Since the summer of 2016, only three Premier League clubs have spent more in the transfer market than Everton.
Per Transfermarkt figures, the Toffees' outlay in that time is £457.92million. Only Manchester City (£699.83million), Chelsea and (£582.39million) and Manchester United (£562.59million) have forked out more.
At the same time, their highest finish in that period is seventh in 2016/17. Since then they've secured consecutive eighth-place finishes. They'd do well to even manage that this term.
After Saturday's capitulation at Brighton & Hove Albion, the Toffees are all the way down in 16th, two points clear of the relegation zone. After another summer splurge which exceeded £100million, this would not have been what ambitious owner Farhad Moshiri had in mind.
But the British-Iranian businessman is as culpable as anyone else. Invested in the Merseysiders since February 2017, the 64-year-old's reign has seen Ronald Koeman, David Unsworth, Sam Allardyce and Marco Silva take the Goodison Park hot-seat.
Under-fire incumbent Silva has held it longest, yet the Portuguese's position has felt tenuous for much of his time in charge. Only twice have Everton won consecutive Premier League fixtures under the former Watford and Hull City coach and, again, speculation is mounting he won't last much longer.
But another change of direction is the last thing Everton need. There have already been too many resets and too many reboots under Moshiri's watch. The club clearly felt strongly enough that Silva was the man for them having pursued him aggressively while still in post at Watford.
That, according to the Hornets at least, was the catalyst for their season to fall apart and Silva to get the sack. But only after the Toffees broke the emergency glass on the box containing Allardyce.
They didn't want to do it and they certainly didn't want to hand him a long-term deal. But such was their desperation their principles went out the window.
The former England boss was a predictably unpopular figure at Goodison.
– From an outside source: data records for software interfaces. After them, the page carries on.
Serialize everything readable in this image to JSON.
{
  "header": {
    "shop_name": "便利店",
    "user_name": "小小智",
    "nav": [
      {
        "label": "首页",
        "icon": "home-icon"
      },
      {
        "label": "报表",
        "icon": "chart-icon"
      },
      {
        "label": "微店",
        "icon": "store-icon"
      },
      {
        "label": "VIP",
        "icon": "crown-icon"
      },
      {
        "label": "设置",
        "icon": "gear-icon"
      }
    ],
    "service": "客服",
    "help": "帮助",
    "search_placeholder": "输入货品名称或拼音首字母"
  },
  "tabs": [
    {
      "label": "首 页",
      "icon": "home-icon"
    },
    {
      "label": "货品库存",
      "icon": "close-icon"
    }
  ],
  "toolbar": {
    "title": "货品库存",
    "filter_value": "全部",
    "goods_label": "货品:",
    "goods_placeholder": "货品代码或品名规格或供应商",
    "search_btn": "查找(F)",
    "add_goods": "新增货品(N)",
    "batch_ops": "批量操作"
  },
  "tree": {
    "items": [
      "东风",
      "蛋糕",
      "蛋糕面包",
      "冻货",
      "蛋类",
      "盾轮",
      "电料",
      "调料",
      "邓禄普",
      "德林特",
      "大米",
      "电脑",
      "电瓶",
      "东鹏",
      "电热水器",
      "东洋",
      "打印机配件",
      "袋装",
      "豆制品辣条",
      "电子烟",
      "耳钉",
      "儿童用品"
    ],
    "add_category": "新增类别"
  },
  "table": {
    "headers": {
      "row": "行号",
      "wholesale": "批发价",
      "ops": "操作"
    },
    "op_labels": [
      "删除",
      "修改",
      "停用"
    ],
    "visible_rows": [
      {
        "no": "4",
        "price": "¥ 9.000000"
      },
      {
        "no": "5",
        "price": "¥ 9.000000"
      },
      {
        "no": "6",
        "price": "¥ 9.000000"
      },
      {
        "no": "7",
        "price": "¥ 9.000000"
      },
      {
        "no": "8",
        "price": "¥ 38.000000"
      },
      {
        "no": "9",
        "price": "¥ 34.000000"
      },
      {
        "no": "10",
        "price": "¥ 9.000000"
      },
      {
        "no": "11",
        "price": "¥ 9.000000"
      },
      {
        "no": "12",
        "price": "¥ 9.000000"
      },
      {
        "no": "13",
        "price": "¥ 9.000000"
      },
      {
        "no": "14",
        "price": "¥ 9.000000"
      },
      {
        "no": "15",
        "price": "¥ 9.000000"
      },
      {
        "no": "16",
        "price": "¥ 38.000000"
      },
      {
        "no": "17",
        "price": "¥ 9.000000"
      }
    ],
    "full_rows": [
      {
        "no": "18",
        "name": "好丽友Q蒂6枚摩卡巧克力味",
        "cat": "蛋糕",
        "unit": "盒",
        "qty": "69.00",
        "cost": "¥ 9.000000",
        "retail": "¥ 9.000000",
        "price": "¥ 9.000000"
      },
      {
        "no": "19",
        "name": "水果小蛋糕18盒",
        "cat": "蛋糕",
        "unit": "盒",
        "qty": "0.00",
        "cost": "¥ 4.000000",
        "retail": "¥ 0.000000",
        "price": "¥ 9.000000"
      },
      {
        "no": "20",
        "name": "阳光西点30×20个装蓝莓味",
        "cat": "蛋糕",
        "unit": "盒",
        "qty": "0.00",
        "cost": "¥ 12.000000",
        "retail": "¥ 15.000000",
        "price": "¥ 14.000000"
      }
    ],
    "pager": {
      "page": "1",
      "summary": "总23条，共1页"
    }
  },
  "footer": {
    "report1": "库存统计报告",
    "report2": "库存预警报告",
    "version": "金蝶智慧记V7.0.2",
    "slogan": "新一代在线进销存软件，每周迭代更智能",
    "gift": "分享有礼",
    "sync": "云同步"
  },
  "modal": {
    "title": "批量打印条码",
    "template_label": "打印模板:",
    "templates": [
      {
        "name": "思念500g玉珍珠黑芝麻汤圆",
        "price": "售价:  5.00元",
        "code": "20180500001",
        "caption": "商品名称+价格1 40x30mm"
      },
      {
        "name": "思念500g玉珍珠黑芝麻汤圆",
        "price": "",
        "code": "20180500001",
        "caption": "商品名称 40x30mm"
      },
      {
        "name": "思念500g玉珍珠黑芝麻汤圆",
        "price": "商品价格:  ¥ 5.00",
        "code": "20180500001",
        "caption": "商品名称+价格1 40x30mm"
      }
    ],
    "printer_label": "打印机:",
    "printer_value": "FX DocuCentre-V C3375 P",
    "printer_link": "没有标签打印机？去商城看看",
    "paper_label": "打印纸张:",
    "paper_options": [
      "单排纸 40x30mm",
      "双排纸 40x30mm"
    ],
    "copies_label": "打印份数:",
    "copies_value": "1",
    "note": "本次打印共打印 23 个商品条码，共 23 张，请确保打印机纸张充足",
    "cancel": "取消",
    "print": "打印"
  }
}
A season which started with such optimism and Rooney's return had quickly collapsed.
Everton are still paying for one of his two big signings with £27million misfit Cenk Tosun neither use nor ornament. Since joining from Bestiktas the Turkish international has scored eight in 22 top-flight starts. This season his Premier League involvement amounts to just 35 minutes as a substitute.
Theo Walcott was Allardyce's other acquisition in January 2017 but the former Arsenal winger has – if only in fleeting moments – provided some use and injected some much-needed speed into the Toffees attack.
It is a rare example of a well-though-out signing.
In the summer of 2017, Moshiri's first transfer window in control, the Toffees went beserk, signing three No.10s: homecoming hero Wayne Rooney, Swansea City maestro Gylfi Sigurðsson and Ajax prospect Davy Klaassen.
Only Sigurðsson remains.
Last summer's business was much more focused. Richarlison followed Silva from Watford while André Gomes and Yerry Mina joined from Barcelona. Kurt Zouma bolstered an ageing defence on loan while Bernard signed on a free. To a greater or lesser extent, all five worked out.
This summer, though, Everton lost sight of what they were doing, again. Their transfer ‘policy' resembled an excitable fan on Football Manager.
Gomes' loan deal was made permanent and he was followed through the door by two more senior central midfielders in Fabian Delph and Jean-Philippe Gbamin. Fine, you might say, but the Toffees already had newly-appointed club captain Tom Davies and Morgan Schneiderlin in that area.
The result is a mish-mash. A squad no-one can claim proper ownership of which has been constructed, almost exclusively, without care, rhyme or reason, across the regimes of several managers, all of whom have their own ideas about style of play, tactics and players.
Already, 20 players have pulled on an Everton shirt in a Premier League fixture this season. Only Jordan Pickford, Digne and Richarlison are ever-presents. That is indicative of a manager who doesn't know his best XI and is still trying to sift through the charred remains of Allardyce and Koeman's stints at the helm.
It's a lot like the mess at Manchester United where persistent investment in the squad hasn't actually improved matters. Making money available is one thing, spending it in the right areas on players of the requisite quality is the tricky bit. United have spent the third-most in this period yet they're, arguably, even further behind where they'd want and expect to be.
Perceived wisdom says it takes a manager up to four windows to mould a squad in his own image. But what it says about clubs with Everton's churn rate is anyone's guess.
Silva has now had three. The smart money says he won't see another if he can't arrest a slide which has seen Everton win just once in the league since the start of September.
Einstein's definition of insanity is doing the same thing repeatedly and expecting different results.